Contact your social worker at your hospital or clinic before your family suffers too much. The injured person is not the only one who might need professional care. Therefore it is a good idea for the whole family to go for counselling and to join a support group.

Practical Tips:



Involve every family member and create a loving, caring environment for the survivor. A set routine is essential.


Hospitals and pharmacies rent out wheelchairs if movement is difficult. The Occupational Therapist can give you advice about other supporting aides. Movements can be slow, so patience is a keyword.


A plastic chair in the washing area helps with problems of balance. Men should keep a urinal in the room.



Restlessness may cause falls and injuries, so put bedding on the floor. Those survivors who have been independent may begin to feel “unsafe” as they are not sure of their body and the space around it. Night sounds may frighten them if they are alone – you might have to sleep in the room with the person. Physical touch has a calming effect; even touching their back or hand makes a difference.


Brain surgery can affect the survivor’s sense of time and place. You can gently remind them of the day and date, if you do not have a special clock.


A magnifying glass can be used. In case of double vision, the person can be taught to close or cover one eye and focus with the other.


The person can have hearing disturbances and be sensitive to loud noises or background noises. Be aware of noisy radios and televisions.



People with brain injuries tire easily, it can be very exhausting to even walk just 10 steps. Thinking also drains a lot of energy, so REST is very important! Rest is advisable after lunch but not for too long in case it stops night sleep. Exercise and rehabilitation is best after a rest period. Follow the recommended programme.

Eating, drinking and smoking


The best possible nutritious food will help them get strong again. Coffee is not good as it interferes with sleep. Smokers should have one ashtray to calculate how many they have smoked during the day. Smoking is not recommended. Alcohol is a NO-NO. It has a destructive effect on recovering brain cells.



Therapists will prescribe a programme while they are in hospital, and it is vital to stick to it. They can begin to help in the home, but each activity must be done separately to avoid confusion. If possible, they can attend their place of work for a short while per day. This will help with social interaction, self-esteem, self-worth and give them a reason to get up daily.

Public Reaction


If people stare at them because they walk, talk or act differently, it is OK. They have a second chance in life and are busy learning to adapt which is very courageous. The community at large is not informed about brain injury, and this is your opportunity to inform and educate them.
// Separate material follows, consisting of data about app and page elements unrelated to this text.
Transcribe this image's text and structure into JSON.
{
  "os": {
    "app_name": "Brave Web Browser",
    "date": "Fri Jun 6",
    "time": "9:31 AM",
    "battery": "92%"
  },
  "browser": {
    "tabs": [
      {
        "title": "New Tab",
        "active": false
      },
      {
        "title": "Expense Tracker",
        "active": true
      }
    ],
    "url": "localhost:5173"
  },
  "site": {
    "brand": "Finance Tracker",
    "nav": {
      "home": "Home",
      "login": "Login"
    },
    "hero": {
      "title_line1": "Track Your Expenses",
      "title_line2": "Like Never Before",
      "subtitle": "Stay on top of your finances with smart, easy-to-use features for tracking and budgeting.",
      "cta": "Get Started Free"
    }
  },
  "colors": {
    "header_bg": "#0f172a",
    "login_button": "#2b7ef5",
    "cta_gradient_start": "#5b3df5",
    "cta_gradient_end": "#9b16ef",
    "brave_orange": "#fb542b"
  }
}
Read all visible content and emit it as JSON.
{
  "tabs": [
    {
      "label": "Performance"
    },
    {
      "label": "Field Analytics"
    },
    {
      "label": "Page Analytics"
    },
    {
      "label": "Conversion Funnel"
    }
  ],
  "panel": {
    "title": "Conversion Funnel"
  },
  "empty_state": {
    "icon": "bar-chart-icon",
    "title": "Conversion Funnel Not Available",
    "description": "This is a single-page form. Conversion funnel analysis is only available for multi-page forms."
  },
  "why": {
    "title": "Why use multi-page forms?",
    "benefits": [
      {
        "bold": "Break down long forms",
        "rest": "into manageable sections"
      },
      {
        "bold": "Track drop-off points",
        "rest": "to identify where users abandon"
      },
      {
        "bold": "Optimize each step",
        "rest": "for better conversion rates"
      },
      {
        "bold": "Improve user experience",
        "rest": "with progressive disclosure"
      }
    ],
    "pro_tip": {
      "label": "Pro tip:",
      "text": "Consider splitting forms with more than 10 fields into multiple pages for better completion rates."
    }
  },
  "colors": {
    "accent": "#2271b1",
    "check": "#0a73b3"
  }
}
Self-Worth and Independence


It is good to get the person’s view when making a decision about daily activities such as dressing, buying food, etc. If the daily routine is changed, communicate with them and tell them why.
It is advisable to limit choices to avoid confusion and anxiety. They can be encouraged to write a journal. Even if they can’t speak, you can write information down to help them feel more in control.

To Remember:

the S-Strategy




­  Structure his day                 

­  Silence

­  Sleep

­  Stimulation: in short bursts of time, slow and steadily raised.

­  Socialisation: slow and steadily raised. Not too many people and not all at once.


Source: ComaCare